Woodstock library to update master plan

(Photo by Dion Ogust)

(Photo by Dion Ogust)

Woodstock library trustees followed a piece of advice from its Facilities Task Force and voted, 7-1, to hire an architect to update its 2007 master plan during a more than three hour meeting March 19. But the action was not taken without contention from trustee Geoffrey Hanowitz, who urged going ahead with the halted plan to build the planned Annex on the site of the defunct Library Laundromat and said the board had been “hijacked” by a vocal minority. Hanowitz cast the lone vote against hiring the architect for updating the master plan.

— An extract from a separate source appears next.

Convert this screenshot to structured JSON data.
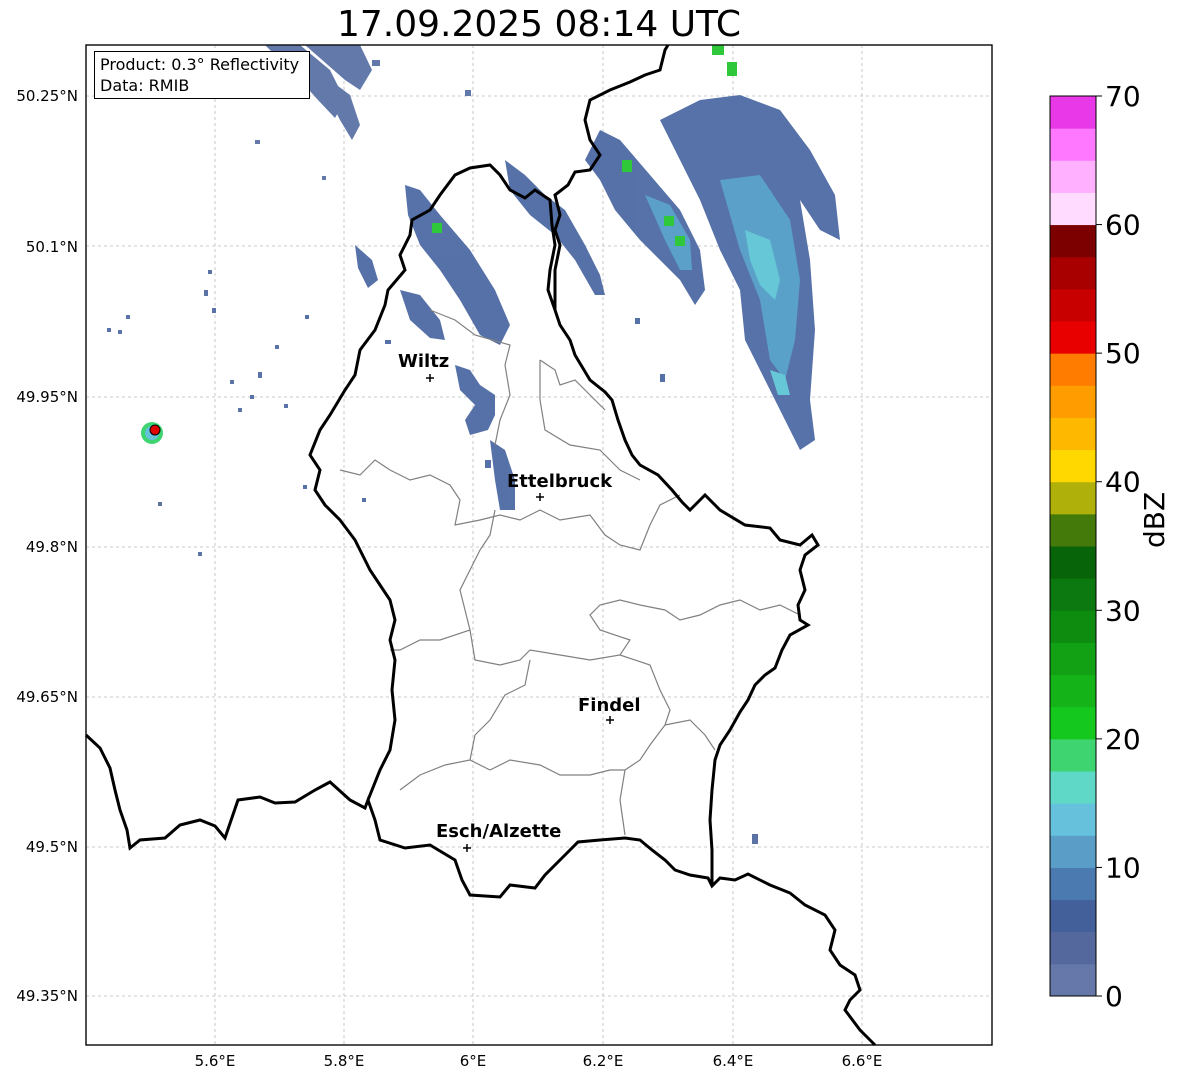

Board President Stuart Auchincloss, who was also a member of the Facilities Task Force, advocated for the chosen course of action. “I think that we should do the master plan update first because I think that the public relations involved in doing a good master plan update will put us in the position in the community to move forward with the first phase of whatever project the master plan comes up with,” he said. “I think by that point, the community will know what we can do, why we want to do it and be ready to support that. And I think that if building something across the street is the first phase, that we’ll be in a better position to do that than if we were to decide tonight to do that because of the community outreach that we would be doing between now and then.”

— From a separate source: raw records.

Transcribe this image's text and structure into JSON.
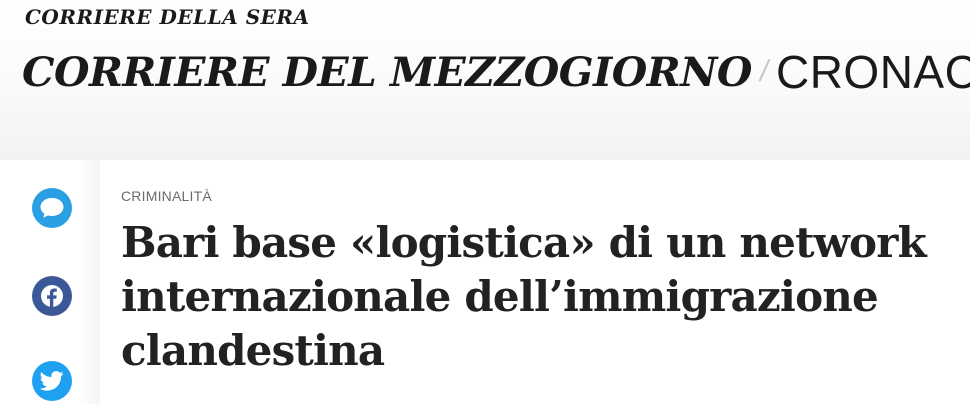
{
  "header": {
    "parent_brand": "CORRIERE DELLA SERA",
    "masthead_title": "CORRIERE DEL MEZZOGIORNO",
    "separator": "/",
    "section": "CRONACA"
  },
  "share": {
    "items": [
      {
        "icon": "comment-icon",
        "color": "#2aa0e3"
      },
      {
        "icon": "facebook-icon",
        "color": "#3b5998"
      },
      {
        "icon": "twitter-icon",
        "color": "#1ea1f1"
      }
    ]
  },
  "article": {
    "kicker": "CRIMINALITÀ",
    "headline_lines": [
      "Bari base «logistica» di un network",
      "internazionale dell’immigrazione",
      "clandestina"
    ]
  }
}
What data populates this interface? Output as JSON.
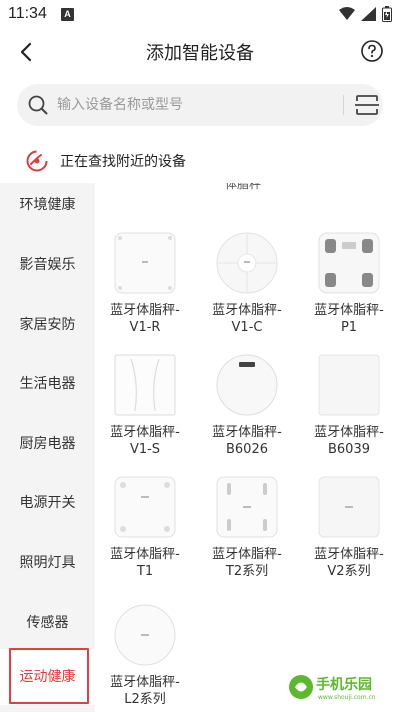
{
  "status_bar": {
    "time": "11:34",
    "notif_letter": "A"
  },
  "header": {
    "title": "添加智能设备"
  },
  "search": {
    "placeholder": "输入设备名称或型号"
  },
  "scan": {
    "text": "正在查找附近的设备"
  },
  "sidebar": {
    "items": [
      {
        "label": "环境健康"
      },
      {
        "label": "影音娱乐"
      },
      {
        "label": "家居安防"
      },
      {
        "label": "生活电器"
      },
      {
        "label": "厨房电器"
      },
      {
        "label": "电源开关"
      },
      {
        "label": "照明灯具"
      },
      {
        "label": "传感器"
      },
      {
        "label": "运动健康"
      }
    ],
    "active": "运动健康"
  },
  "content": {
    "section_label_partial": "体脂秤",
    "devices": [
      {
        "name": "蓝牙体脂秤-",
        "model": "V1-R",
        "icon": "scale-square-icon"
      },
      {
        "name": "蓝牙体脂秤-",
        "model": "V1-C",
        "icon": "scale-round-petal-icon"
      },
      {
        "name": "蓝牙体脂秤-",
        "model": "P1",
        "icon": "scale-pads-icon"
      },
      {
        "name": "蓝牙体脂秤-",
        "model": "V1-S",
        "icon": "scale-silhouette-icon"
      },
      {
        "name": "蓝牙体脂秤-",
        "model": "B6026",
        "icon": "scale-round-display-icon"
      },
      {
        "name": "蓝牙体脂秤-",
        "model": "B6039",
        "icon": "scale-plain-icon"
      },
      {
        "name": "蓝牙体脂秤-",
        "model": "T1",
        "icon": "scale-dots-icon"
      },
      {
        "name": "蓝牙体脂秤-",
        "model": "T2系列",
        "icon": "scale-electrodes-icon"
      },
      {
        "name": "蓝牙体脂秤-",
        "model": "V2系列",
        "icon": "scale-glass-icon"
      },
      {
        "name": "蓝牙体脂秤-",
        "model": "L2系列",
        "icon": "scale-round-icon"
      }
    ]
  },
  "watermark": {
    "text": "手机乐园",
    "url": "www.shouji.com.cn"
  },
  "colors": {
    "accent": "#e43a3a",
    "sidebar_bg": "#f4f4f4",
    "search_bg": "#f2f2f2",
    "watermark_green": "#5cb82e"
  }
}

The annex as proposed by Joel Sanders Architect was an 1,800-square-foot building on the former Library Laundromat parcel. The project was halted after community opposition appeared to balk at the $1.6 million cost and possible environmental impact to the banks of the Tannery Brook. At that point, the library board formed the Facilities Task Force to make recommendation. Along with the master plan the Task Force touted an expansion on the library’s north side as a possible way of filling space needs.

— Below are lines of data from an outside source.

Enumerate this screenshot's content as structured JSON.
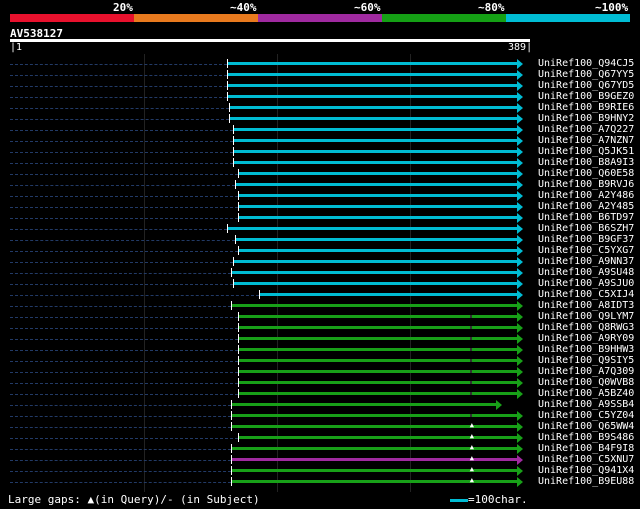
{
  "header": {
    "query_id": "AV538127",
    "start_pos": "1",
    "end_pos": "389",
    "legend": [
      {
        "label": "20%",
        "color": "#e8112d"
      },
      {
        "label": "~40%",
        "color": "#e87a1e"
      },
      {
        "label": "~60%",
        "color": "#a02aa0"
      },
      {
        "label": "~80%",
        "color": "#15a015"
      },
      {
        "label": "~100%",
        "color": "#00bcd4"
      }
    ]
  },
  "colors": {
    "cyan": "#00bcd4",
    "green": "#18a018",
    "purple": "#a02aa0"
  },
  "hits": [
    {
      "name": "UniRef100_Q94CJ5",
      "start": 0.423,
      "color": "cyan"
    },
    {
      "name": "UniRef100_Q67YY5",
      "start": 0.423,
      "color": "cyan"
    },
    {
      "name": "UniRef100_Q67YD5",
      "start": 0.423,
      "color": "cyan"
    },
    {
      "name": "UniRef100_B9GEZ0",
      "start": 0.423,
      "color": "cyan"
    },
    {
      "name": "UniRef100_B9RIE6",
      "start": 0.427,
      "color": "cyan"
    },
    {
      "name": "UniRef100_B9HNY2",
      "start": 0.427,
      "color": "cyan"
    },
    {
      "name": "UniRef100_A7Q227",
      "start": 0.435,
      "color": "cyan"
    },
    {
      "name": "UniRef100_A7NZN7",
      "start": 0.435,
      "color": "cyan"
    },
    {
      "name": "UniRef100_Q5JK51",
      "start": 0.435,
      "color": "cyan"
    },
    {
      "name": "UniRef100_B8A9I3",
      "start": 0.435,
      "color": "cyan"
    },
    {
      "name": "UniRef100_Q60E58",
      "start": 0.445,
      "color": "cyan"
    },
    {
      "name": "UniRef100_B9RVJ6",
      "start": 0.438,
      "color": "cyan"
    },
    {
      "name": "UniRef100_A2Y486",
      "start": 0.445,
      "color": "cyan"
    },
    {
      "name": "UniRef100_A2Y485",
      "start": 0.445,
      "color": "cyan"
    },
    {
      "name": "UniRef100_B6TD97",
      "start": 0.445,
      "color": "cyan"
    },
    {
      "name": "UniRef100_B6SZH7",
      "start": 0.423,
      "color": "cyan"
    },
    {
      "name": "UniRef100_B9GF37",
      "start": 0.438,
      "color": "cyan"
    },
    {
      "name": "UniRef100_C5YXG7",
      "start": 0.445,
      "color": "cyan"
    },
    {
      "name": "UniRef100_A9NN37",
      "start": 0.435,
      "color": "cyan"
    },
    {
      "name": "UniRef100_A9SU48",
      "start": 0.431,
      "color": "cyan"
    },
    {
      "name": "UniRef100_A9SJU0",
      "start": 0.435,
      "color": "cyan"
    },
    {
      "name": "UniRef100_C5XIJ4",
      "start": 0.485,
      "color": "cyan"
    },
    {
      "name": "UniRef100_A8IDT3",
      "start": 0.431,
      "color": "green"
    },
    {
      "name": "UniRef100_Q9LYM7",
      "start": 0.445,
      "color": "green",
      "gap": 0.9
    },
    {
      "name": "UniRef100_Q8RWG3",
      "start": 0.445,
      "color": "green",
      "gap": 0.9
    },
    {
      "name": "UniRef100_A9RY09",
      "start": 0.445,
      "color": "green",
      "gap": 0.9
    },
    {
      "name": "UniRef100_B9HHW3",
      "start": 0.445,
      "color": "green",
      "gap": 0.9
    },
    {
      "name": "UniRef100_Q9SIY5",
      "start": 0.445,
      "color": "green",
      "gap": 0.9
    },
    {
      "name": "UniRef100_A7Q309",
      "start": 0.445,
      "color": "green",
      "gap": 0.9
    },
    {
      "name": "UniRef100_Q0WVB8",
      "start": 0.445,
      "color": "green",
      "gap": 0.9
    },
    {
      "name": "UniRef100_A5BZ40",
      "start": 0.445,
      "color": "green",
      "gap": 0.9
    },
    {
      "name": "UniRef100_A9SSB4",
      "start": 0.431,
      "color": "green",
      "end": 0.96
    },
    {
      "name": "UniRef100_C5YZ04",
      "start": 0.431,
      "color": "green",
      "gap": 0.9
    },
    {
      "name": "UniRef100_Q65WW4",
      "start": 0.431,
      "color": "green",
      "gap": 0.9
    },
    {
      "name": "UniRef100_B9S486",
      "start": 0.445,
      "color": "green",
      "gap": 0.9
    },
    {
      "name": "UniRef100_B4F9I8",
      "start": 0.431,
      "color": "green",
      "gap": 0.9
    },
    {
      "name": "UniRef100_C5XNU7",
      "start": 0.431,
      "color": "purple",
      "gap": 0.9
    },
    {
      "name": "UniRef100_Q941X4",
      "start": 0.431,
      "color": "green",
      "gap": 0.9
    },
    {
      "name": "UniRef100_B9EU88",
      "start": 0.431,
      "color": "green",
      "gap": 0.9
    }
  ],
  "footer": {
    "gaps_text": "Large gaps: ▲(in Query)/- (in Subject)",
    "scale_text": "=100char."
  }
}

Auchincloss said he sees a master plan update not as a mandate for a specific project, but as a look at the entire campus including the former laundromat parcel, as well as being crucial to regaining community trust.

“A year ago, when we were on track with this project, there was enough public opposition in the newspapers and around the town that it was my opinion it would be hard to raise any serious money to build any project, whether we negotiated with Joel Sanders and got a $750,000 project or not,” he said. “That’s my reason for thinking that we should pause the annex project and get back to the community and regain the trust of the community for the library…We need community support if we’re going to do a major capital campaign, whether we do a bond issue or not.”

But Hanowitz doesn’t believe community support for the annex has eroded. In fact, he thinks the opposition was only a small minority. “This board should exercise its authority and make a decision,” Hanowitz said. He proposed bringing the annex up for vote, but his measure failed to gain traction.

Trustee Dorothea Marcus said the political climate has changed and the town has asserted no permit will be issued for a building larger than the former laundromat, which was only 1000 square feet.

The library and Town Board had signed a memorandum of understanding, or MOU, stating the library could bypass regular town approval processes because it was exempt as a separate taxing authority. Last summer Supervisor Jeremy Wilber said the MOU was only for a building of the same footprint as the laundromat.

“This MOU thing. Why don’t we just leave that to the lawyers,” Hanowitz said. “The community has spoken already…I see what’s happening here as a microcosm of what’s happening in Washington. Nothing gets done.”